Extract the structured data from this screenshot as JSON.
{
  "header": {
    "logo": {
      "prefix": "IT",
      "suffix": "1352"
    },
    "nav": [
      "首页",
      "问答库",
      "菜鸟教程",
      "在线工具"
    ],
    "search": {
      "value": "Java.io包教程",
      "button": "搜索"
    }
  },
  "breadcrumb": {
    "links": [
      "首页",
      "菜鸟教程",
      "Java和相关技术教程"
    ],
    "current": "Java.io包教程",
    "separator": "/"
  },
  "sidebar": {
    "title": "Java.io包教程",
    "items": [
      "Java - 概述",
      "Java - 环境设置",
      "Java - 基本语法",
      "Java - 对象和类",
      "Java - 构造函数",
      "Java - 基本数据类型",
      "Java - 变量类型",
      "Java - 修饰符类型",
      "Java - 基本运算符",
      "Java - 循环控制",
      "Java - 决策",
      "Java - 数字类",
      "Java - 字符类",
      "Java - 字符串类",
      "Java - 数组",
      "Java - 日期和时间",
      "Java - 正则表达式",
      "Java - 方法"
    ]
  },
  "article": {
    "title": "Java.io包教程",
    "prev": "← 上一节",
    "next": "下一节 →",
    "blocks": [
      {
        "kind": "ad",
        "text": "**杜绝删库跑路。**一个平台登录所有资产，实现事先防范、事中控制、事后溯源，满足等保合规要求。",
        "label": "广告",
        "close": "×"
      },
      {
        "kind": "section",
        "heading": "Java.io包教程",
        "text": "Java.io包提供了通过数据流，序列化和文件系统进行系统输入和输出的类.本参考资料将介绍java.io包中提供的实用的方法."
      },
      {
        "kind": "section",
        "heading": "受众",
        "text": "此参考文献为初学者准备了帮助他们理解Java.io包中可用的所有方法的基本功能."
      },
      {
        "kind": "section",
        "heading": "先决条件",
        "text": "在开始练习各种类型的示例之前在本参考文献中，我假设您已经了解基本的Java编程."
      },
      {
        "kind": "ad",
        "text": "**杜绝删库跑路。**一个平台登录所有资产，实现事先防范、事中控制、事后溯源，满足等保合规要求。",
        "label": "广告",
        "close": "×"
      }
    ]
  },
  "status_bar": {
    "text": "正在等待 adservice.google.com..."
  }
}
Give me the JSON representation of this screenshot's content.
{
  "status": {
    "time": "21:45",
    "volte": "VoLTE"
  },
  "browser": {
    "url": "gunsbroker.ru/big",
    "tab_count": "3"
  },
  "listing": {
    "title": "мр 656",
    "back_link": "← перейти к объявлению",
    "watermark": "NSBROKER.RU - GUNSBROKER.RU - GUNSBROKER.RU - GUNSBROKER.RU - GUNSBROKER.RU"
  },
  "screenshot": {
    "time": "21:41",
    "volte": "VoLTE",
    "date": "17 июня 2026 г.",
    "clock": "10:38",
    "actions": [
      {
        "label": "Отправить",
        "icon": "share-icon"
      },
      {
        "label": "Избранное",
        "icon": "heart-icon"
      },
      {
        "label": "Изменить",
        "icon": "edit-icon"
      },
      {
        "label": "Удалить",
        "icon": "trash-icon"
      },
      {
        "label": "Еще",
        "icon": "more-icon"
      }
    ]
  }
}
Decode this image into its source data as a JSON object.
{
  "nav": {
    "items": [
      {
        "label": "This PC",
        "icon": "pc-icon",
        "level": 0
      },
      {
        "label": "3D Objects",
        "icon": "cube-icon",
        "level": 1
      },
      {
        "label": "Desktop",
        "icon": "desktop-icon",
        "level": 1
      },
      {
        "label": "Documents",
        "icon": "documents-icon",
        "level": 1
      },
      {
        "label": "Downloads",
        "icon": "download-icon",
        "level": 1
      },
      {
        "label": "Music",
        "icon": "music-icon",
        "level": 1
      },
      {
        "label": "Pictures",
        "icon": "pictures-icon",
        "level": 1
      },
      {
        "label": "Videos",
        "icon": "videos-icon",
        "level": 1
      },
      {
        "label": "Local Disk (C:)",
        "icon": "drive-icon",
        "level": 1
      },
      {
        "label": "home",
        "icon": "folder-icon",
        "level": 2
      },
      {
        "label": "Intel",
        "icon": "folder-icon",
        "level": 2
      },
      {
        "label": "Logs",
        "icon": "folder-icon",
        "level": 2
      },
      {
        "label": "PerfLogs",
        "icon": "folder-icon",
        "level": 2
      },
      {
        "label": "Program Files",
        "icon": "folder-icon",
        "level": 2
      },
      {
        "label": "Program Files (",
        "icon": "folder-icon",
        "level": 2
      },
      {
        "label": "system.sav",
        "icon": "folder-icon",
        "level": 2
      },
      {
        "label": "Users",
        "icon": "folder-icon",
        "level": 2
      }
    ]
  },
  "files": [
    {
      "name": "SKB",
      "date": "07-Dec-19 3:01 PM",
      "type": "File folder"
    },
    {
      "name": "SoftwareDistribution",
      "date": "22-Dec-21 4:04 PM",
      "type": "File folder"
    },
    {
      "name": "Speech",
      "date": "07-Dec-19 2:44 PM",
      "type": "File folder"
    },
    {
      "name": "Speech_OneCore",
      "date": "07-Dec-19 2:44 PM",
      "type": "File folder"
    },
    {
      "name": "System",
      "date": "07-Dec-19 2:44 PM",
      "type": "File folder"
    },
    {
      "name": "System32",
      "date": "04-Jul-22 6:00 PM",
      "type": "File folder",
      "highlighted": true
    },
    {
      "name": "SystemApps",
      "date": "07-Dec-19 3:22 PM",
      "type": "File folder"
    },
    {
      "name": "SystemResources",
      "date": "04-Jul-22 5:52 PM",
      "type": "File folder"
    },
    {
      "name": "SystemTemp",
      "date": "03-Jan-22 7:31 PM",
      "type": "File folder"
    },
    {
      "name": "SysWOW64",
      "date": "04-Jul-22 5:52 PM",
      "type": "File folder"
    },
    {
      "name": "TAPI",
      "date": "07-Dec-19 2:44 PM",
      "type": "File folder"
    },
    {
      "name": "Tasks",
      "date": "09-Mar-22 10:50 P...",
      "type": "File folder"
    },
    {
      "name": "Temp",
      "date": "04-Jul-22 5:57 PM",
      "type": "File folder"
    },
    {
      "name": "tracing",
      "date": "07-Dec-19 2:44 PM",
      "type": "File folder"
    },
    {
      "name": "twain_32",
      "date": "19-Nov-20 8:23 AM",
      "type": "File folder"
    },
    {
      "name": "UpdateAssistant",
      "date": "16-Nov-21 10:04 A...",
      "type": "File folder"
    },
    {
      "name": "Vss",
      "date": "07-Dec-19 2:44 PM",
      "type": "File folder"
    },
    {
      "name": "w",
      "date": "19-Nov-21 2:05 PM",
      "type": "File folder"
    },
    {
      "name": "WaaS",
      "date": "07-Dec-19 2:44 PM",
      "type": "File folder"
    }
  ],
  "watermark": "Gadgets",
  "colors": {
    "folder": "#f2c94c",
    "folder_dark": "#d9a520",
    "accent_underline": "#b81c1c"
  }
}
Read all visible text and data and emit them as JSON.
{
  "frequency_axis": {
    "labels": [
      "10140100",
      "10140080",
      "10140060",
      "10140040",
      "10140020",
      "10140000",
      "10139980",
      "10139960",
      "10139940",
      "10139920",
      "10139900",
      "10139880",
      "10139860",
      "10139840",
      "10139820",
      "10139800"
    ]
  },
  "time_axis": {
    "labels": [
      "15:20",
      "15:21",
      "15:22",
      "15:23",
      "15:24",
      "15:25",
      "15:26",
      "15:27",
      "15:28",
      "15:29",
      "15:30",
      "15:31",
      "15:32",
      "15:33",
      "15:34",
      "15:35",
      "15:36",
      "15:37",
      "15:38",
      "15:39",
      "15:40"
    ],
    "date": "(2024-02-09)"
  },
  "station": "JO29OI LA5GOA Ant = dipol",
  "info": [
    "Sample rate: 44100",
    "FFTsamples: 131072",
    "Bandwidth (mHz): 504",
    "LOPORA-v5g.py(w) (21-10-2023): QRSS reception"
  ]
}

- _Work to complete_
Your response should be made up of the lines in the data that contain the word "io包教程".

- _Problem solution_
      "value": "Java.io包教程",
    "current": "Java.io包教程",
    "title": "Java.io包教程",
    "title": "Java.io包教程",
        "heading": "Java.io包教程",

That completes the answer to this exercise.